    Double Burden on Mental Health.
    Anatoly Zhirkov, professor | Saint Petersburg State University
    I read the article by Prof J Ayanian with great interest. Indeed, healthcare workers struggling with coronavirus have a greater mental stress burden. Adverse factors can be divided into traditional intensive care units and specific ones associated with coronavirus infection. Both causes severe symptoms of depression, anxiety, and psychological distress.

    The article absolutely rightly notes the involvement of telemedicine methods of maintaining the mental health of medical workers in such conditions.

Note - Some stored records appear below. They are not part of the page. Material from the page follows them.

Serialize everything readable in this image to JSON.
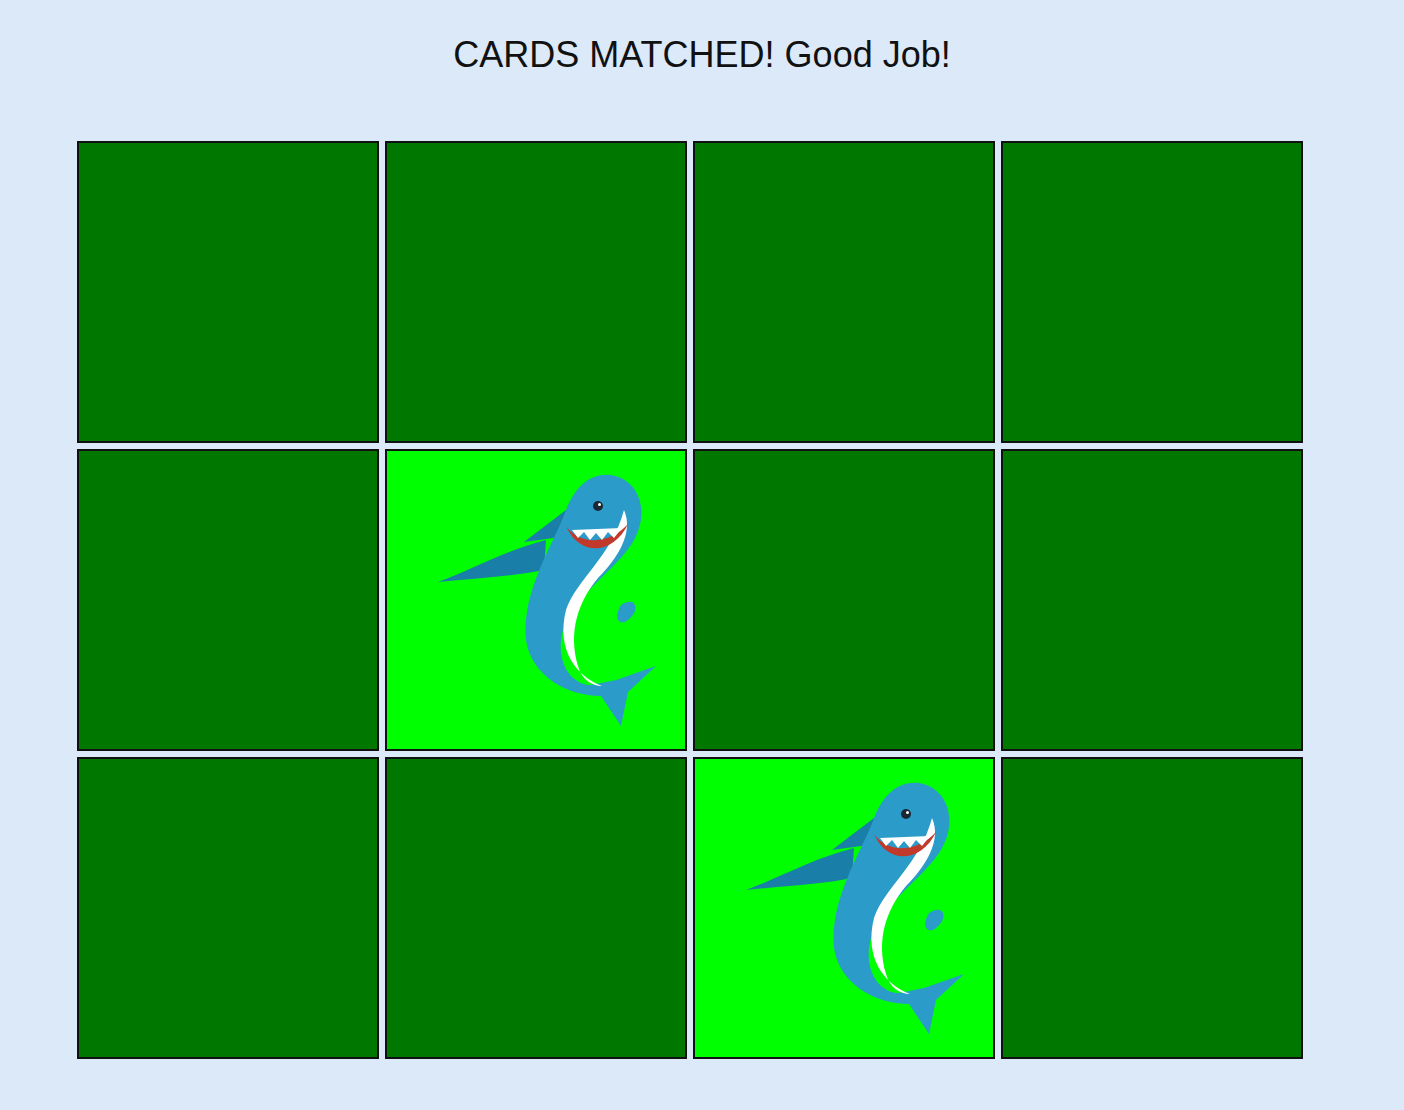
{
  "status": {
    "message": "CARDS MATCHED! Good Job!"
  },
  "cards": [
    {
      "face_up": false
    },
    {
      "face_up": false
    },
    {
      "face_up": false
    },
    {
      "face_up": false
    },
    {
      "face_up": false
    },
    {
      "face_up": true
    },
    {
      "face_up": false
    },
    {
      "face_up": false
    },
    {
      "face_up": false
    },
    {
      "face_up": false
    },
    {
      "face_up": true
    },
    {
      "face_up": false
    }
  ]
}
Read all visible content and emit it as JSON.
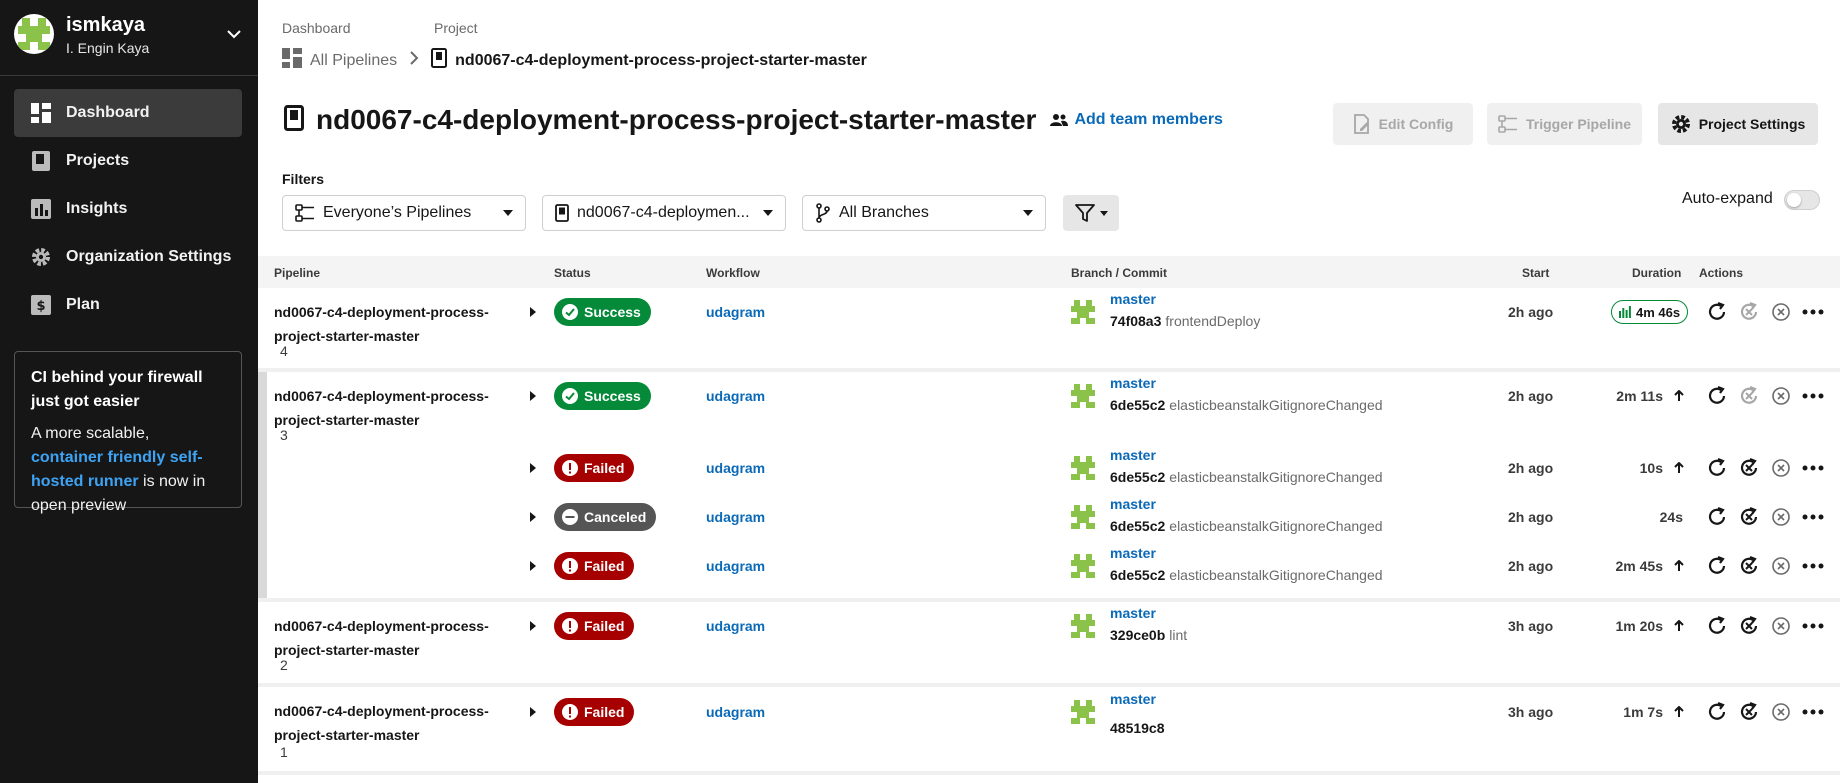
{
  "user": {
    "username": "ismkaya",
    "full_name": "I. Engin Kaya"
  },
  "nav": [
    {
      "label": "Dashboard",
      "icon": "dashboard-icon",
      "active": true
    },
    {
      "label": "Projects",
      "icon": "projects-icon"
    },
    {
      "label": "Insights",
      "icon": "insights-icon"
    },
    {
      "label": "Organization Settings",
      "icon": "gear-icon"
    },
    {
      "label": "Plan",
      "icon": "plan-icon"
    }
  ],
  "promo": {
    "title": "CI behind your firewall just got easier",
    "text_before": "A more scalable, ",
    "link": "container friendly self-hosted runner",
    "text_after": " is now in open preview"
  },
  "breadcrumb": {
    "top_left": "Dashboard",
    "top_right": "Project",
    "all_pipelines": "All Pipelines",
    "project": "nd0067-c4-deployment-process-project-starter-master"
  },
  "header": {
    "title": "nd0067-c4-deployment-process-project-starter-master",
    "add_team": "Add team members",
    "edit_config": "Edit Config",
    "trigger_pipeline": "Trigger Pipeline",
    "project_settings": "Project Settings"
  },
  "filters": {
    "label": "Filters",
    "pipelines": "Everyone’s Pipelines",
    "project": "nd0067-c4-deploymen...",
    "branches": "All Branches",
    "auto_expand": "Auto-expand",
    "auto_expand_on": false
  },
  "table": {
    "headers": {
      "pipeline": "Pipeline",
      "status": "Status",
      "workflow": "Workflow",
      "branch_commit": "Branch / Commit",
      "start": "Start",
      "duration": "Duration",
      "actions": "Actions"
    },
    "groups": [
      {
        "name_line1": "nd0067-c4-deployment-process-",
        "name_line2": "project-starter-master",
        "number": "4",
        "rows": [
          {
            "status": "Success",
            "workflow": "udagram",
            "branch": "master",
            "sha": "74f08a3",
            "message": "frontendDeploy",
            "start": "2h ago",
            "duration": "4m 46s",
            "running_chip": true
          }
        ]
      },
      {
        "name_line1": "nd0067-c4-deployment-process-",
        "name_line2": "project-starter-master",
        "number": "3",
        "rows": [
          {
            "status": "Success",
            "workflow": "udagram",
            "branch": "master",
            "sha": "6de55c2",
            "message": "elasticbeanstalkGitignoreChanged",
            "start": "2h ago",
            "duration": "2m 11s"
          },
          {
            "status": "Failed",
            "workflow": "udagram",
            "branch": "master",
            "sha": "6de55c2",
            "message": "elasticbeanstalkGitignoreChanged",
            "start": "2h ago",
            "duration": "10s"
          },
          {
            "status": "Canceled",
            "workflow": "udagram",
            "branch": "master",
            "sha": "6de55c2",
            "message": "elasticbeanstalkGitignoreChanged",
            "start": "2h ago",
            "duration": "24s"
          },
          {
            "status": "Failed",
            "workflow": "udagram",
            "branch": "master",
            "sha": "6de55c2",
            "message": "elasticbeanstalkGitignoreChanged",
            "start": "2h ago",
            "duration": "2m 45s"
          }
        ]
      },
      {
        "name_line1": "nd0067-c4-deployment-process-",
        "name_line2": "project-starter-master",
        "number": "2",
        "rows": [
          {
            "status": "Failed",
            "workflow": "udagram",
            "branch": "master",
            "sha": "329ce0b",
            "message": "lint",
            "start": "3h ago",
            "duration": "1m 20s"
          }
        ]
      },
      {
        "name_line1": "nd0067-c4-deployment-process-",
        "name_line2": "project-starter-master",
        "number": "1",
        "rows": [
          {
            "status": "Failed",
            "workflow": "udagram",
            "branch": "master",
            "sha": "48519c8",
            "message": "",
            "start": "3h ago",
            "duration": "1m 7s"
          }
        ]
      }
    ]
  },
  "colors": {
    "success": "#048a38",
    "failed": "#a60000",
    "canceled": "#555555",
    "link": "#0b6ab8",
    "sidebar": "#161616"
  }
}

    We have been developing the theory for several years, preparing future nurses to use music and other cultural factors to maintain mental health (1). In our opinion,
    the anti-stress effect of these factors should be evaluated by quantitative indicators (2).


    1. Musical performance as a form of evidence based education in nursing.
    DOI: 10.13140/RG.2.2.26613.06886

    2. How music change your perception © Find coronaviruses!
    DOI: 10.13140/RG.2.2.29474.79040